(We use this XML intermediate representation for historical reasons. Replacing it with something more efficient is on our to-do list.)
At this point, we have a collection of single characters and their positions. Making matters worse, text in PDFs usually don’t contain space characters; instead, the first character of the next “word” is simply placed slightly farther to the right. As Jeremy points out in his fantastic blog post, “A reader can’t tell the difference, but to a computer the difference is a big pain.” We merge characters into words and add spaces—if necessary—using a set of heuristics.
Next, we detect the boundaries of the table rows. If the table contains ruling lines to separate rows, we use their position to generate the boundaries (top and bottom) of each row. The lines are detected with a computer vision technique called Hough transform, as implemented in the OpenCV library.
A table with ruling lines
Tables without row or column graphic separators are also common. For these type of tables, we cluster together the words that vertically overlap each other. The row boundaries are the bounding boxes of each detected cluster of words.
A table without graphic separators
An analogous procedure is then carried out for detecting column boundaries. Tabula clusters together words that overlap horizontally. The bounding boxes of those clusters are the column boundaries.
Now we that we have recognized both rows and columns, we are can output the data as a list of rows, ready to be displayed as an HTML table in the browser or to be rendered as CSV for download.
- Scanned PDFs: Tabula only works on text-based PDFs only, so you’re still stuck with manual labor if you have scanned PDFs. Free OCR technology is not quite to the point where we’d trust automating it with many pages of data. For those files, Raleigh Public Record’s DocHive is worth a look.
- Multi-line rows: PDFs with multi-line rows (word wrapped text) are often mis-detected, particularly in tables without graphic row separators.
- Automatic table detection: We’re working on automating the detection of tables. For now, you’ll have to do a manual rectangular selection around the candidate tables.
- is no easy task. Tabula works best with tables that don’t contain rows or columns spanning several cells.
How you can help
Tabula is far from complete and our to-do list is growing faster than we can keep up. Here are some ways you can contribute:
- Set up your own server. Was it difficult? Fork the repo and help us update the documentation. Run into any issues along the way? Let us know about it.
- Table extraction is highly heuristic; it will work with some files and fail miserably with others. If you’re running your own server and find problematic PDFs, please file a bug report in our tracker and attach the offending document.
- We’re open to patches; just go the usual git-way: fork, commit, push and send a pull request. If you’re hacking on the table extractor, please make sure your patch includes a unit test for the case you’re fixing, (see examples).

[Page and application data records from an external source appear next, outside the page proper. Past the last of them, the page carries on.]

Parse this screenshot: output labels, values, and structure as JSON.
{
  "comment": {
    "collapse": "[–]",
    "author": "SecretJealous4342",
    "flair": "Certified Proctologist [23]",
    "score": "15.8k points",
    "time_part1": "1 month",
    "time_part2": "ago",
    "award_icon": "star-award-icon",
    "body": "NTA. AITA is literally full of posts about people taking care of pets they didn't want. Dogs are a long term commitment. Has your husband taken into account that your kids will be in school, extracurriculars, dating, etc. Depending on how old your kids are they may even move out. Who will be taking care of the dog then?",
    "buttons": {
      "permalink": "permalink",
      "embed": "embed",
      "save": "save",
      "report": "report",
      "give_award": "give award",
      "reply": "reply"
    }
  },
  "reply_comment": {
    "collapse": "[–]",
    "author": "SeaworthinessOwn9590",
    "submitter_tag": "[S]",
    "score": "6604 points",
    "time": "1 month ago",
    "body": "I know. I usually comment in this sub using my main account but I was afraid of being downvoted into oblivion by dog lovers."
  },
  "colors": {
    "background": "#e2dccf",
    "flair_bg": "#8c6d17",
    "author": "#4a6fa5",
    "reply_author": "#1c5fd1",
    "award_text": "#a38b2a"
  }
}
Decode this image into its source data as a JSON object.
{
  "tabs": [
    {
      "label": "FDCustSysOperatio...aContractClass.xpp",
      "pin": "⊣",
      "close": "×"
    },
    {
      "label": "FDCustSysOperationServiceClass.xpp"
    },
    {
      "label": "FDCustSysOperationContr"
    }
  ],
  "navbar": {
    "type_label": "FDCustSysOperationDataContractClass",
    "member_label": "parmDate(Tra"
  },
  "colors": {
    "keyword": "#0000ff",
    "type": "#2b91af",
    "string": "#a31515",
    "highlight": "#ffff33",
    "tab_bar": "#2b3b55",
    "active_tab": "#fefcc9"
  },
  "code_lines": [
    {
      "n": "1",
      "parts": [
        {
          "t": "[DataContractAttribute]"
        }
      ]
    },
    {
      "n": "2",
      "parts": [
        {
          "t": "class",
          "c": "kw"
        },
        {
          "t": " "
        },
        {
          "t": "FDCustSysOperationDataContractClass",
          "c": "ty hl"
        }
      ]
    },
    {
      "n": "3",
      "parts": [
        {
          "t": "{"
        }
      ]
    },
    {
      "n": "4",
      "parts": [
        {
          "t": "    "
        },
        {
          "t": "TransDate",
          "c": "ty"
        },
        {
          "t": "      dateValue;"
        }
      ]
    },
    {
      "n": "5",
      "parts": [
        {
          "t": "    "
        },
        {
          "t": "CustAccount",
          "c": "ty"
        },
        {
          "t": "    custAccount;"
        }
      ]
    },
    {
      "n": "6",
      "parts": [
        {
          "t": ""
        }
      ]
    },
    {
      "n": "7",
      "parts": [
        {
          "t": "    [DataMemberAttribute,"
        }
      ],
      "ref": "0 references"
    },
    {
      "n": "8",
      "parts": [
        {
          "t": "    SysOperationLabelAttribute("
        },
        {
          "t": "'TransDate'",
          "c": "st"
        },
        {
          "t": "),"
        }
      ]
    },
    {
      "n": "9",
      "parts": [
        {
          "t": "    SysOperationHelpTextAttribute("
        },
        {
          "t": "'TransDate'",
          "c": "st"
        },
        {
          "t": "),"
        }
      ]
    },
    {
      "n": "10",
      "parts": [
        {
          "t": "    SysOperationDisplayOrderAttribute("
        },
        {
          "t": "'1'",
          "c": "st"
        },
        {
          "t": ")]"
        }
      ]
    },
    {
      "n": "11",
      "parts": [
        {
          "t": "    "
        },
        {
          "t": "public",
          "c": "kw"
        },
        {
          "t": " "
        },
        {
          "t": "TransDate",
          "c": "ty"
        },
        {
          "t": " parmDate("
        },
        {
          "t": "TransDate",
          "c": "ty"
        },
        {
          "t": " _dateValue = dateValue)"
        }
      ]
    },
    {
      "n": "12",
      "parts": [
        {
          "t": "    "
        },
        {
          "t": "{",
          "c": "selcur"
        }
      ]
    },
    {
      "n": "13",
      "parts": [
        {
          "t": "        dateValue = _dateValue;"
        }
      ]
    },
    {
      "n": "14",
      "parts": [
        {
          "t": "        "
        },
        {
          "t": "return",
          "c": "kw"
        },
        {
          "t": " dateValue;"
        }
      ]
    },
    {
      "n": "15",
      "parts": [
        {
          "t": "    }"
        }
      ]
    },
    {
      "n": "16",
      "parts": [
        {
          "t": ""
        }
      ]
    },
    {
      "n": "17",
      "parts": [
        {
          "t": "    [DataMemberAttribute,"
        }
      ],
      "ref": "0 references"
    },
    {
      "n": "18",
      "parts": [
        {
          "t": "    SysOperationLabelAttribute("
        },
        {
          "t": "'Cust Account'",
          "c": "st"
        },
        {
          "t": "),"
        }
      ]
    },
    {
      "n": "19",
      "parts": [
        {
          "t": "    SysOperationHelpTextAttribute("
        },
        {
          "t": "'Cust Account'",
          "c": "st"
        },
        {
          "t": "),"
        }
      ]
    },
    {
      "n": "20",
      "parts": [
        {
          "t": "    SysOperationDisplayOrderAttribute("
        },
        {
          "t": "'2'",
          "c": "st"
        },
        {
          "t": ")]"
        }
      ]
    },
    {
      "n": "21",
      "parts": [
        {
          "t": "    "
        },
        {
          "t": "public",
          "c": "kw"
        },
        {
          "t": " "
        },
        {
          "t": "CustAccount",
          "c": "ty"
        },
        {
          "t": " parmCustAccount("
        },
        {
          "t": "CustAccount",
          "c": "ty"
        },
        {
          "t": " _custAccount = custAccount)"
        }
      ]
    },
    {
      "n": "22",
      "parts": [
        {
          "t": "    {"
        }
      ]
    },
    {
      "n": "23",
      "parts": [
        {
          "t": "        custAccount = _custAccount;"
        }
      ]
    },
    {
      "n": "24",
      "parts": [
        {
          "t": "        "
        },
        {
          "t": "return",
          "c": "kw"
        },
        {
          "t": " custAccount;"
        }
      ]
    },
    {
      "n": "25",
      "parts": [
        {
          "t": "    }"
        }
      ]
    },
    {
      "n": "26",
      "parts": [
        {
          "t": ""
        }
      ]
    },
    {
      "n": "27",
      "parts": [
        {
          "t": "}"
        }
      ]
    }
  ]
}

- Get in touch: we’re often in the #opennews room on irc.mozilla.org. Outside of the GitHub project, you can also follow Tabula and communicate with us on Twitter: @TabulaPDF.